A visual example of how Any() differs from Count() > 0 in .Net

Using a Predicate as a key to a Dictionary

Using a Predicate as the key to a Dictionary.
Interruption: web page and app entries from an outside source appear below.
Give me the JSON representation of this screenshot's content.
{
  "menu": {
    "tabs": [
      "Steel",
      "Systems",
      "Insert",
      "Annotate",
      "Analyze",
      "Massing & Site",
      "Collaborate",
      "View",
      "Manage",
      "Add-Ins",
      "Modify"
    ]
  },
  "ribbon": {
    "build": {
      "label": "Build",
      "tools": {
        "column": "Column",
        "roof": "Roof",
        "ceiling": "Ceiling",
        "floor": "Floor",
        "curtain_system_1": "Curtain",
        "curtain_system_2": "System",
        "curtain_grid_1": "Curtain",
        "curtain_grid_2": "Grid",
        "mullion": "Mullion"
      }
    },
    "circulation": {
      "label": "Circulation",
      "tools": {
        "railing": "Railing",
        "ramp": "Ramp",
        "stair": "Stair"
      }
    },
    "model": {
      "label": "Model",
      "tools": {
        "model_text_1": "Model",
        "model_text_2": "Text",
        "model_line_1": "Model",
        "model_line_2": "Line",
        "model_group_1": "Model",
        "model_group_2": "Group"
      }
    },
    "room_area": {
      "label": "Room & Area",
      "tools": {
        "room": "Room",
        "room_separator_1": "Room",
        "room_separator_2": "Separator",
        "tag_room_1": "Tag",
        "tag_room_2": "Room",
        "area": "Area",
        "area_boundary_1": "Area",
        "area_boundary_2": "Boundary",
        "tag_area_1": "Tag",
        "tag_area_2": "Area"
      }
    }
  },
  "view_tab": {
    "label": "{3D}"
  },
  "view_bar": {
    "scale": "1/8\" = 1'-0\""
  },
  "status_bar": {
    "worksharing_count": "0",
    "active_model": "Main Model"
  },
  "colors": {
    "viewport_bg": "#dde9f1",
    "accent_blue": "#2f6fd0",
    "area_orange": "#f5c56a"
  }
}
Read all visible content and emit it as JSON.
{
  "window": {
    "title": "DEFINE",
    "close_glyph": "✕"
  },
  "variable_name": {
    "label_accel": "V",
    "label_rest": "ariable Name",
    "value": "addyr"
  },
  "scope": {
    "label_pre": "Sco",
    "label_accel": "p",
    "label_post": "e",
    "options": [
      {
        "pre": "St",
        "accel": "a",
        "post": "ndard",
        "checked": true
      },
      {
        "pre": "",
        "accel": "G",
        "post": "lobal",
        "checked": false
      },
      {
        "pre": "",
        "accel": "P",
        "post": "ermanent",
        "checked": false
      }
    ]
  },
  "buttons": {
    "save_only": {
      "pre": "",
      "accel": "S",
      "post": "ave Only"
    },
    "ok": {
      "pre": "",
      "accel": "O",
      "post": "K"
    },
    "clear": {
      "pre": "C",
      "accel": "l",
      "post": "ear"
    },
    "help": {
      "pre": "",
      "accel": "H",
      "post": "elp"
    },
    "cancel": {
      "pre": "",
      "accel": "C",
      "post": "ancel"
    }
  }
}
Eventually creating a program that has no if-statements or for-loops.

Linq Challenge in C++

Taking what seems to be a simple LINQ task (in C#) and converting it to C++.

Programming Forums

 

 

Here is a list of programming forums I visit for:

  • Seeing what programmers are currently learning
  • Seeing what makes programmers struggle
  • Answering programming questions
  • Asking programming questions

The sites require (free) registration and, in different ways, keep track of points you earn for participation as well as a reputation score.

Here they are in no specific order:

  1. http://www.daniweb.com
  2. http://social.msdn.microsoft.com/Forums/
  3. http://stackoverflow.com/
  4. http://stackexchange.com/
  5. http://www.experts-exchange.com/

Releasing Email File Attachment Resources (System.Net.Mail)

Lesson learned about releasing attachment resources with System.Net.Mail.

GridView from LINQ to Objects

A technique for displaying results from LINQ to an ASP.NET GridView.

Ambiguous Symbol -- Compiler Error C2872

How I solved the Ambiguous Symbol -- Compiler Error C2872 problem in C++ (dot net).

ResponseStatusLine protocol violation

This is an example of how to get around the ResponseStatusLine protocol violation in multiple .NET languages and in the app.config file.

Playing with Enumerable.Range (System.Linq)

Here's an example of something fun and useful with Enumerable.Range in four different languages.